# Problem requirements
A word-for-word retyping of the listing below is required, with the pictures dropped.

━━━━━ Data for this task

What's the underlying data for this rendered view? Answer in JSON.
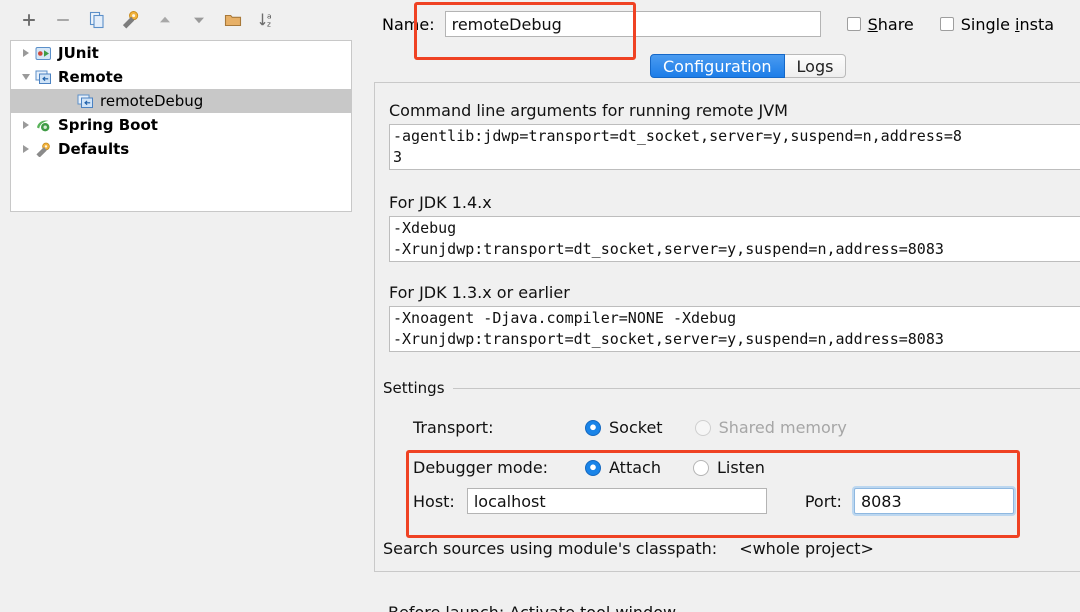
{
  "sidebar": {
    "toolbar": [
      {
        "name": "add-button",
        "icon": "plus-icon",
        "glyph": "+"
      },
      {
        "name": "remove-button",
        "icon": "minus-icon",
        "glyph": "−"
      },
      {
        "name": "copy-button",
        "icon": "copy-icon",
        "glyph": "copy"
      },
      {
        "name": "edit-defaults-button",
        "icon": "wrench-icon",
        "glyph": "wrench"
      },
      {
        "name": "move-up-button",
        "icon": "arrow-up-icon",
        "glyph": "▲"
      },
      {
        "name": "move-down-button",
        "icon": "arrow-down-icon",
        "glyph": "▼"
      },
      {
        "name": "new-folder-button",
        "icon": "folder-icon",
        "glyph": "folder"
      },
      {
        "name": "sort-alphabetically-button",
        "icon": "sort-az-icon",
        "glyph": "sort"
      }
    ],
    "tree": [
      {
        "label": "JUnit",
        "icon": "junit-icon",
        "expanded": false,
        "level": 1,
        "bold": true,
        "selected": false
      },
      {
        "label": "Remote",
        "icon": "remote-icon",
        "expanded": true,
        "level": 1,
        "bold": true,
        "selected": false
      },
      {
        "label": "remoteDebug",
        "icon": "remote-icon",
        "expanded": null,
        "level": 2,
        "bold": false,
        "selected": true
      },
      {
        "label": "Spring Boot",
        "icon": "spring-boot-icon",
        "expanded": false,
        "level": 1,
        "bold": true,
        "selected": false
      },
      {
        "label": "Defaults",
        "icon": "wrench-icon",
        "expanded": false,
        "level": 1,
        "bold": true,
        "selected": false
      }
    ]
  },
  "header": {
    "name_label": "Name:",
    "name_value": "remoteDebug",
    "name_placeholder": "",
    "share": {
      "label_pre": "",
      "label_mnemonic": "S",
      "label_post": "hare",
      "checked": false
    },
    "single_instance": {
      "label_pre": "Single ",
      "label_mnemonic": "i",
      "label_post": "nsta",
      "checked": false
    }
  },
  "tabs": [
    {
      "label": "Configuration",
      "active": true
    },
    {
      "label": "Logs",
      "active": false
    }
  ],
  "configuration": {
    "command_line": {
      "label": "Command line arguments for running remote JVM",
      "value": "-agentlib:jdwp=transport=dt_socket,server=y,suspend=n,address=8\n3"
    },
    "jdk14": {
      "label": "For JDK 1.4.x",
      "value": "-Xdebug\n-Xrunjdwp:transport=dt_socket,server=y,suspend=n,address=8083"
    },
    "jdk13": {
      "label": "For JDK 1.3.x or earlier",
      "value": "-Xnoagent -Djava.compiler=NONE -Xdebug\n-Xrunjdwp:transport=dt_socket,server=y,suspend=n,address=8083"
    },
    "settings": {
      "group_title": "Settings",
      "transport": {
        "label": "Transport:",
        "options": [
          {
            "label": "Socket",
            "selected": true,
            "disabled": false
          },
          {
            "label": "Shared memory",
            "selected": false,
            "disabled": true
          }
        ]
      },
      "debugger_mode": {
        "label": "Debugger mode:",
        "options": [
          {
            "label": "Attach",
            "selected": true,
            "disabled": false
          },
          {
            "label": "Listen",
            "selected": false,
            "disabled": false
          }
        ]
      },
      "host": {
        "label": "Host:",
        "value": "localhost"
      },
      "port": {
        "label": "Port:",
        "value": "8083",
        "focused": true
      }
    },
    "search_sources": {
      "label": "Search sources using module's classpath:",
      "value": "<whole project>"
    },
    "bottom_partial": "Before launch: Activate tool window"
  },
  "annotations": {
    "color": "#ef4223",
    "boxes": [
      {
        "name": "name-field-highlight"
      },
      {
        "name": "debugger-connection-highlight"
      }
    ]
  }
}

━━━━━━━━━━

# Task solution
What's the underlying data for this rendered view? Answer in JSON.
{
  "sidebar": {
    "toolbar": [
      {
        "name": "add-button",
        "icon": "plus-icon",
        "glyph": "+"
      },
      {
        "name": "remove-button",
        "icon": "minus-icon",
        "glyph": "−"
      },
      {
        "name": "copy-button",
        "icon": "copy-icon",
        "glyph": "copy"
      },
      {
        "name": "edit-defaults-button",
        "icon": "wrench-icon",
        "glyph": "wrench"
      },
      {
        "name": "move-up-button",
        "icon": "arrow-up-icon",
        "glyph": "▲"
      },
      {
        "name": "move-down-button",
        "icon": "arrow-down-icon",
        "glyph": "▼"
      },
      {
        "name": "new-folder-button",
        "icon": "folder-icon",
        "glyph": "folder"
      },
      {
        "name": "sort-alphabetically-button",
        "icon": "sort-az-icon",
        "glyph": "sort"
      }
    ],
    "tree": [
      {
        "label": "JUnit",
        "icon": "junit-icon",
        "expanded": false,
        "level": 1,
        "bold": true,
        "selected": false
      },
      {
        "label": "Remote",
        "icon": "remote-icon",
        "expanded": true,
        "level": 1,
        "bold": true,
        "selected": false
      },
      {
        "label": "remoteDebug",
        "icon": "remote-icon",
        "expanded": null,
        "level": 2,
        "bold": false,
        "selected": true
      },
      {
        "label": "Spring Boot",
        "icon": "spring-boot-icon",
        "expanded": false,
        "level": 1,
        "bold": true,
        "selected": false
      },
      {
        "label": "Defaults",
        "icon": "wrench-icon",
        "expanded": false,
        "level": 1,
        "bold": true,
        "selected": false
      }
    ]
  },
  "header": {
    "name_label": "Name:",
    "name_value": "remoteDebug",
    "name_placeholder": "",
    "share": {
      "label_pre": "",
      "label_mnemonic": "S",
      "label_post": "hare",
      "checked": false
    },
    "single_instance": {
      "label_pre": "Single ",
      "label_mnemonic": "i",
      "label_post": "nsta",
      "checked": false
    }
  },
  "tabs": [
    {
      "label": "Configuration",
      "active": true
    },
    {
      "label": "Logs",
      "active": false
    }
  ],
  "configuration": {
    "command_line": {
      "label": "Command line arguments for running remote JVM",
      "value": "-agentlib:jdwp=transport=dt_socket,server=y,suspend=n,address=8\n3"
    },
    "jdk14": {
      "label": "For JDK 1.4.x",
      "value": "-Xdebug\n-Xrunjdwp:transport=dt_socket,server=y,suspend=n,address=8083"
    },
    "jdk13": {
      "label": "For JDK 1.3.x or earlier",
      "value": "-Xnoagent -Djava.compiler=NONE -Xdebug\n-Xrunjdwp:transport=dt_socket,server=y,suspend=n,address=8083"
    },
    "settings": {
      "group_title": "Settings",
      "transport": {
        "label": "Transport:",
        "options": [
          {
            "label": "Socket",
            "selected": true,
            "disabled": false
          },
          {
            "label": "Shared memory",
            "selected": false,
            "disabled": true
          }
        ]
      },
      "debugger_mode": {
        "label": "Debugger mode:",
        "options": [
          {
            "label": "Attach",
            "selected": true,
            "disabled": false
          },
          {
            "label": "Listen",
            "selected": false,
            "disabled": false
          }
        ]
      },
      "host": {
        "label": "Host:",
        "value": "localhost"
      },
      "port": {
        "label": "Port:",
        "value": "8083",
        "focused": true
      }
    },
    "search_sources": {
      "label": "Search sources using module's classpath:",
      "value": "<whole project>"
    },
    "bottom_partial": "Before launch: Activate tool window"
  },
  "annotations": {
    "color": "#ef4223",
    "boxes": [
      {
        "name": "name-field-highlight"
      },
      {
        "name": "debugger-connection-highlight"
      }
    ]
  }
}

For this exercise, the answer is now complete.